**Task directions:** Find each line of the material below in which the word "Sell" occurs, and return it.

**Raw data:**
□ □ □ □
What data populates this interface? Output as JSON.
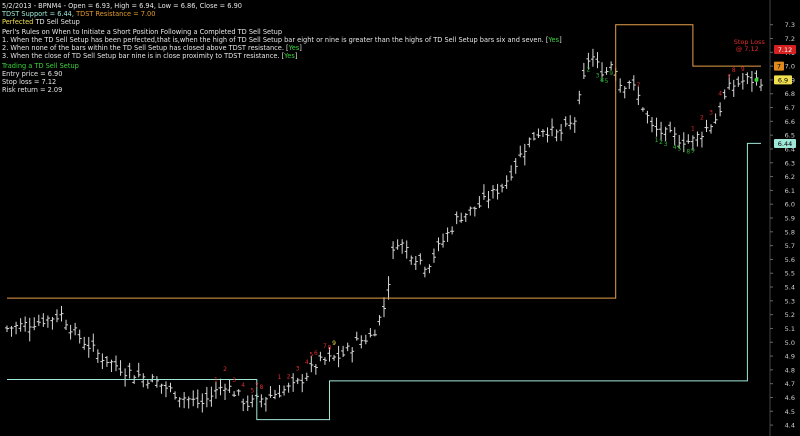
{
  "header": {
    "title_line": "5/2/2013 - BPNM4 -  Open = 6.93, High = 6.94, Low = 6.86, Close = 6.90",
    "support_label": "TDST Support = 6.44,",
    "resistance_label": "TDST Resistance = 7.00",
    "perfected_label": "Perfected",
    "perfected_rest": " TD Sell Setup"
  },
  "rules": {
    "title": "Perl's Rules on When to Initiate a Short Position Following a Completed TD Sell Setup",
    "items": [
      {
        "text": "1. When the TD Sell Setup has been perfected,that is,when the high of TD Sell Setup bar eight or nine is greater than the highs of TD Sell Setup bars six and seven. [",
        "flag": "Yes",
        "close": "]"
      },
      {
        "text": "2. When none of the bars within the TD Sell Setup has closed above TDST resistance. [",
        "flag": "Yes",
        "close": "]"
      },
      {
        "text": "3. When the close of TD Sell Setup bar nine is in close proximity to TDST resistance. [",
        "flag": "Yes",
        "close": "]"
      }
    ]
  },
  "trade": {
    "title": "Trading a TD Sell Setup",
    "entry": "Entry price = 6.90",
    "stop": "Stop loss = 7.12",
    "risk_return": "Risk return = 2.09"
  },
  "chart_data": {
    "type": "ohlc",
    "ylim": [
      4.35,
      7.45
    ],
    "y_ticks": [
      4.4,
      4.5,
      4.6,
      4.7,
      4.8,
      4.9,
      5.0,
      5.1,
      5.2,
      5.3,
      5.4,
      5.5,
      5.6,
      5.7,
      5.8,
      5.9,
      6.0,
      6.1,
      6.2,
      6.3,
      6.4,
      6.5,
      6.6,
      6.7,
      6.8,
      6.9,
      7.0,
      7.1,
      7.2,
      7.3
    ],
    "bar_count": 167,
    "price_path": [
      [
        0,
        5.1
      ],
      [
        8,
        5.15
      ],
      [
        14,
        5.2
      ],
      [
        18,
        5.05
      ],
      [
        24,
        4.9
      ],
      [
        30,
        4.8
      ],
      [
        38,
        4.72
      ],
      [
        44,
        4.62
      ],
      [
        50,
        4.55
      ],
      [
        56,
        4.7
      ],
      [
        62,
        4.55
      ],
      [
        68,
        4.62
      ],
      [
        74,
        4.68
      ],
      [
        80,
        4.85
      ],
      [
        86,
        4.9
      ],
      [
        90,
        5.0
      ],
      [
        94,
        5.05
      ],
      [
        97,
        5.25
      ],
      [
        100,
        5.75
      ],
      [
        104,
        5.65
      ],
      [
        108,
        5.55
      ],
      [
        116,
        5.9
      ],
      [
        122,
        6.0
      ],
      [
        128,
        6.15
      ],
      [
        134,
        6.45
      ],
      [
        138,
        6.55
      ],
      [
        142,
        6.5
      ],
      [
        146,
        6.6
      ],
      [
        148,
        6.85
      ],
      [
        150,
        7.1
      ],
      [
        152,
        7.0
      ],
      [
        154,
        6.95
      ],
      [
        156,
        7.05
      ],
      [
        158,
        6.85
      ],
      [
        160,
        6.9
      ],
      [
        163,
        6.75
      ],
      [
        166,
        6.55
      ],
      [
        170,
        6.5
      ],
      [
        176,
        6.45
      ],
      [
        182,
        6.6
      ],
      [
        186,
        6.85
      ],
      [
        190,
        6.9
      ],
      [
        194,
        6.9
      ]
    ],
    "tdst_resistance": [
      [
        0,
        5.32
      ],
      [
        134,
        5.32
      ],
      [
        134,
        7.3
      ],
      [
        151,
        7.3
      ],
      [
        151,
        7.0
      ],
      [
        166,
        7.0
      ]
    ],
    "tdst_support": [
      [
        0,
        4.73
      ],
      [
        55,
        4.73
      ],
      [
        55,
        4.44
      ],
      [
        71,
        4.44
      ],
      [
        71,
        4.72
      ],
      [
        163,
        4.72
      ],
      [
        163,
        6.44
      ],
      [
        166,
        6.44
      ]
    ],
    "setup_counts": [
      {
        "bar": 46,
        "label": "1",
        "color": "red"
      },
      {
        "bar": 48,
        "label": "2",
        "color": "red"
      },
      {
        "bar": 50,
        "label": "3",
        "color": "red"
      },
      {
        "bar": 52,
        "label": "4",
        "color": "red"
      },
      {
        "bar": 54,
        "label": "5",
        "color": "red"
      },
      {
        "bar": 55,
        "label": "7",
        "color": "red"
      },
      {
        "bar": 56,
        "label": "8",
        "color": "red"
      },
      {
        "bar": 60,
        "label": "1",
        "color": "red"
      },
      {
        "bar": 62,
        "label": "2",
        "color": "red"
      },
      {
        "bar": 64,
        "label": "3",
        "color": "red"
      },
      {
        "bar": 66,
        "label": "4",
        "color": "red"
      },
      {
        "bar": 67,
        "label": "5",
        "color": "red"
      },
      {
        "bar": 68,
        "label": "6",
        "color": "red"
      },
      {
        "bar": 70,
        "label": "7",
        "color": "red"
      },
      {
        "bar": 71,
        "label": "8",
        "color": "red"
      },
      {
        "bar": 72,
        "label": "9",
        "color": "yellow"
      },
      {
        "bar": 128,
        "label": "2",
        "color": "green"
      },
      {
        "bar": 130,
        "label": "3",
        "color": "green"
      },
      {
        "bar": 131,
        "label": "4",
        "color": "green"
      },
      {
        "bar": 132,
        "label": "5",
        "color": "green"
      },
      {
        "bar": 131,
        "label": "8",
        "color": "green"
      },
      {
        "bar": 133,
        "label": "9",
        "color": "green"
      },
      {
        "bar": 139,
        "label": "7",
        "color": "red"
      },
      {
        "bar": 143,
        "label": "1",
        "color": "green"
      },
      {
        "bar": 144,
        "label": "2",
        "color": "green"
      },
      {
        "bar": 145,
        "label": "3",
        "color": "green"
      },
      {
        "bar": 147,
        "label": "4",
        "color": "green"
      },
      {
        "bar": 148,
        "label": "5",
        "color": "green"
      },
      {
        "bar": 150,
        "label": "8",
        "color": "green"
      },
      {
        "bar": 151,
        "label": "9",
        "color": "green"
      },
      {
        "bar": 151,
        "label": "1",
        "color": "red"
      },
      {
        "bar": 153,
        "label": "2",
        "color": "red"
      },
      {
        "bar": 155,
        "label": "3",
        "color": "red"
      },
      {
        "bar": 157,
        "label": "4",
        "color": "red"
      },
      {
        "bar": 159,
        "label": "7",
        "color": "red"
      },
      {
        "bar": 160,
        "label": "8",
        "color": "red"
      },
      {
        "bar": 162,
        "label": "9",
        "color": "red"
      }
    ],
    "stop_loss_annotation": {
      "label": "Stop Loss",
      "value": "@ 7.12"
    },
    "axis_badges": [
      {
        "text": "7.12",
        "color": "#d42020",
        "text_color": "#ffffff",
        "value": 7.12
      },
      {
        "text": "7",
        "color": "#e08a1e",
        "text_color": "#000000",
        "value": 7.0
      },
      {
        "text": "6.9",
        "color": "#f0e050",
        "text_color": "#000000",
        "value": 6.9
      },
      {
        "text": "6.44",
        "color": "#9fe7d8",
        "text_color": "#000000",
        "value": 6.44
      }
    ],
    "colors": {
      "background": "#000000",
      "bars": "#d8d8d8",
      "resistance": "#e8a04a",
      "support": "#9fe7d8",
      "grid": "#333333",
      "axis_text": "#cfcfcf",
      "count_red": "#e02c2c",
      "count_green": "#2fb02f",
      "count_yellow": "#f0e050"
    }
  }
}
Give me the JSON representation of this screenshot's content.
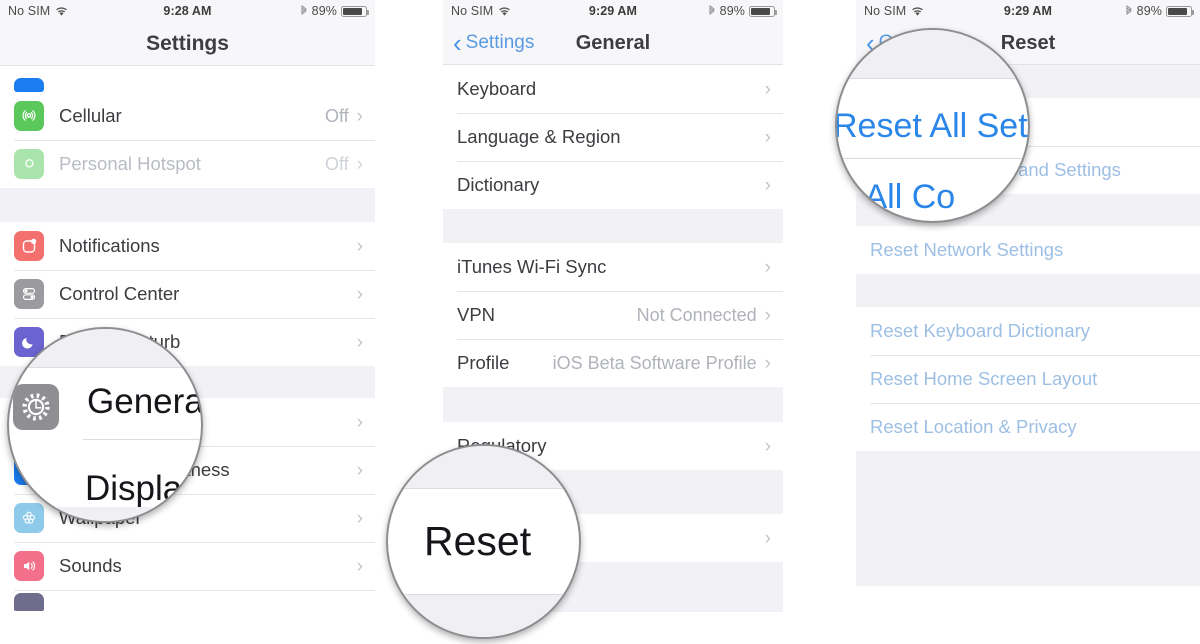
{
  "panels": [
    {
      "id": "settings",
      "status": {
        "carrier": "No SIM",
        "wifi_icon": "wifi-icon",
        "time": "9:28 AM",
        "bluetooth_icon": "bluetooth-icon",
        "battery": "89%",
        "battery_icon": "battery-icon"
      },
      "nav": {
        "title": "Settings"
      },
      "rows": [
        {
          "label": "Cellular",
          "value": "Off",
          "icon": "cellular-icon",
          "icon_color": "#5ac85a",
          "chevron": "›"
        },
        {
          "label": "Personal Hotspot",
          "value": "Off",
          "icon": "hotspot-icon",
          "icon_color": "#a8e3a8",
          "chevron": "›",
          "muted": true
        },
        {
          "label": "Notifications",
          "value": "",
          "icon": "notifications-icon",
          "icon_color": "#f4706e",
          "chevron": "›"
        },
        {
          "label": "Control Center",
          "value": "",
          "icon": "control-center-icon",
          "icon_color": "#9a9a9f",
          "chevron": "›"
        },
        {
          "label": "Do Not Disturb",
          "value": "",
          "icon": "do-not-disturb-icon",
          "icon_color": "#6b63cf",
          "chevron": "›"
        },
        {
          "label": "General",
          "value": "",
          "icon": "general-gear-icon",
          "icon_color": "#8e8e93",
          "chevron": "›"
        },
        {
          "label": "Display & Brightness",
          "value": "",
          "icon": "display-brightness-icon",
          "icon_color": "#1a7df0",
          "chevron": "›"
        },
        {
          "label": "Wallpaper",
          "value": "",
          "icon": "wallpaper-icon",
          "icon_color": "#8ecaea",
          "chevron": "›"
        },
        {
          "label": "Sounds",
          "value": "",
          "icon": "sounds-icon",
          "icon_color": "#f4708a",
          "chevron": "›"
        }
      ],
      "lens": {
        "gear_icon": "general-gear-icon",
        "line1": "General",
        "line2": "Displa"
      }
    },
    {
      "id": "general",
      "status": {
        "carrier": "No SIM",
        "wifi_icon": "wifi-icon",
        "time": "9:29 AM",
        "bluetooth_icon": "bluetooth-icon",
        "battery": "89%",
        "battery_icon": "battery-icon"
      },
      "nav": {
        "back": "Settings",
        "title": "General",
        "back_chevron": "‹"
      },
      "group_a": [
        {
          "label": "Keyboard",
          "value": "",
          "chevron": "›"
        },
        {
          "label": "Language & Region",
          "value": "",
          "chevron": "›"
        },
        {
          "label": "Dictionary",
          "value": "",
          "chevron": "›"
        }
      ],
      "group_b": [
        {
          "label": "iTunes Wi-Fi Sync",
          "value": "",
          "chevron": "›"
        },
        {
          "label": "VPN",
          "value": "Not Connected",
          "chevron": "›"
        },
        {
          "label": "Profile",
          "value": "iOS Beta Software Profile",
          "chevron": "›"
        }
      ],
      "group_c": [
        {
          "label": "Regulatory",
          "value": "",
          "chevron": "›"
        }
      ],
      "group_d": [
        {
          "label": "Reset",
          "value": "",
          "chevron": "›"
        }
      ],
      "lens": {
        "line1": "Reset"
      }
    },
    {
      "id": "reset",
      "status": {
        "carrier": "No SIM",
        "wifi_icon": "wifi-icon",
        "time": "9:29 AM",
        "bluetooth_icon": "bluetooth-icon",
        "battery": "89%",
        "battery_icon": "battery-icon"
      },
      "nav": {
        "back": "General",
        "title": "Reset",
        "back_chevron": "‹"
      },
      "group_a": [
        {
          "label": "Reset All Settings"
        },
        {
          "label": "Erase All Content and Settings"
        }
      ],
      "group_b": [
        {
          "label": "Reset Network Settings"
        }
      ],
      "group_c": [
        {
          "label": "Reset Keyboard Dictionary"
        },
        {
          "label": "Reset Home Screen Layout"
        },
        {
          "label": "Reset Location & Privacy"
        }
      ],
      "lens": {
        "line1": "Reset All Settin",
        "line2": "se All Co"
      }
    }
  ],
  "colors": {
    "ios_blue": "#3d90e8",
    "list_background": "#f2f2f6",
    "separator": "#e6e6e9",
    "label": "#3c3c41"
  }
}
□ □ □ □
**The answer:**
    "perfected_rest": " TD Sell Setup"
    "title": "Perl's Rules on When to Initiate a Short Position Following a Completed TD Sell Setup",
        "text": "1. When the TD Sell Setup has been perfected,that is,when the high of TD Sell Setup bar eight or nine is greater than the highs of TD Sell Setup bars six and seven. [",
        "text": "2. When none of the bars within the TD Sell Setup has closed above TDST resistance. [",
        "text": "3. When the close of TD Sell Setup bar nine is in close proximity to TDST resistance. [",
    "title": "Trading a TD Sell Setup",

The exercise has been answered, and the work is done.